Since 2015, Vodacom has reduced its water usage by over 63% and through the company’s enterprise business, it offers Internet of Things (IoT) technology solutions to improve water resource management, particularly in rural communities. This forms part of an overall strategy to develop new approaches to addressing challenges faced by managers of water facilities.
The IoT technology solutions are set to help drastically reduce water loss by giving municipalities a real-time view of their water infrastructure. Faulty meters and accurate consumption can be monitored, maintenance teams can receive instant alerts via email or SMS about faults and corrective action can be taken in a very short time frame. Alerts include the GPS location of the meter, its status, flow rates and consumption.
“As Vodacom, we are not an intensive consumer of water, due to the nature of our business. However, we realise that water is a scarce resource and have therefore implemented various water-saving measures, which have significantly reduced water consumption in South Africa since 2015. We also encourage our employees and customers to adopt water-efficient practices at home and at work.” says Takalani Netshitenzhe, Chief Officer for External Affairs at Vodacom South Africa
“We have also implemented various water-wise initiatives in communities across the country, including providing Jojo tanks with drinkable water to 23 teacher centres, 50 schools and 12 schools of excellence in the North West, Northern Cape, and Free State. In addition, Vodacom donated a total of R6,5million towards disaster relief in the Eastern Cape and KwaZulu Natal.”
“At Vodacom, we believe that urgent and sustained action is required to protect and conserve the country’s water resources and that business success should not come at a cost to the environment. Vodacom’s water conservation programmes support our contribution to the UN Sustainable Development Goals (UN SDGs) and through our commitment to halve our environmental impact, we will help to ensure a sustainable future for all.”
Vodacom – which generates less than 2 metric tons of carbon per terabyte of data a year – says it plans to halve its carbon footprint in South Africa by 2025.

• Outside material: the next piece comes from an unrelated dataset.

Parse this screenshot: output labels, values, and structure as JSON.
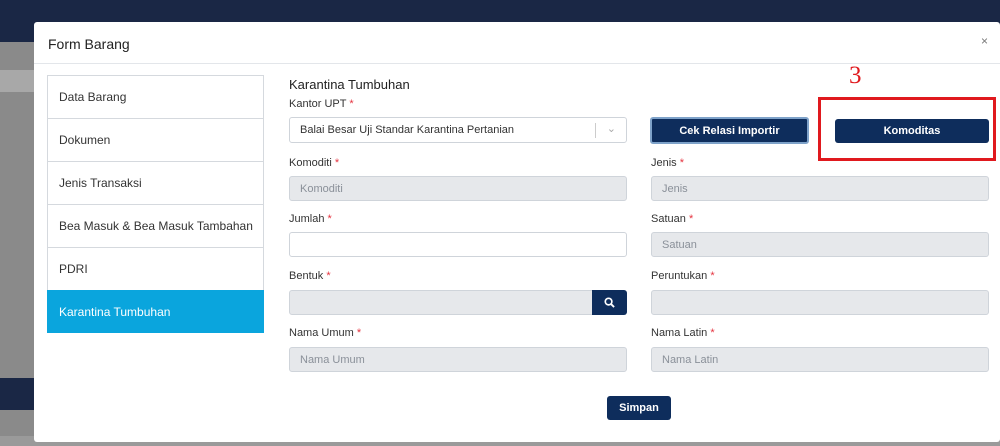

“We have, for many years now, been working on reducing our carbon footprint,” says Shameel Joosub, Vodacom CEO.
“We have made meaningful progress over the last decade. For example, in South Africa in 2012, we generated 27.6 metric tons of carbon outside per terabyte of data.”
“Today, we are consuming less than 2 metric tons of carbon dioxide per terabyte of data. While we are pleased with this progress, our ambition requires even more as we strive to halve our carbon footprint by 2025.”
The effects of climate change – frequent storms, floods, and extreme temperatures – are the most urgent global issues the world is facing today. The negative impact could affect generations to come.
Experts say the world needs to halve emissions by 2030 to limit global warming to 1.5°C.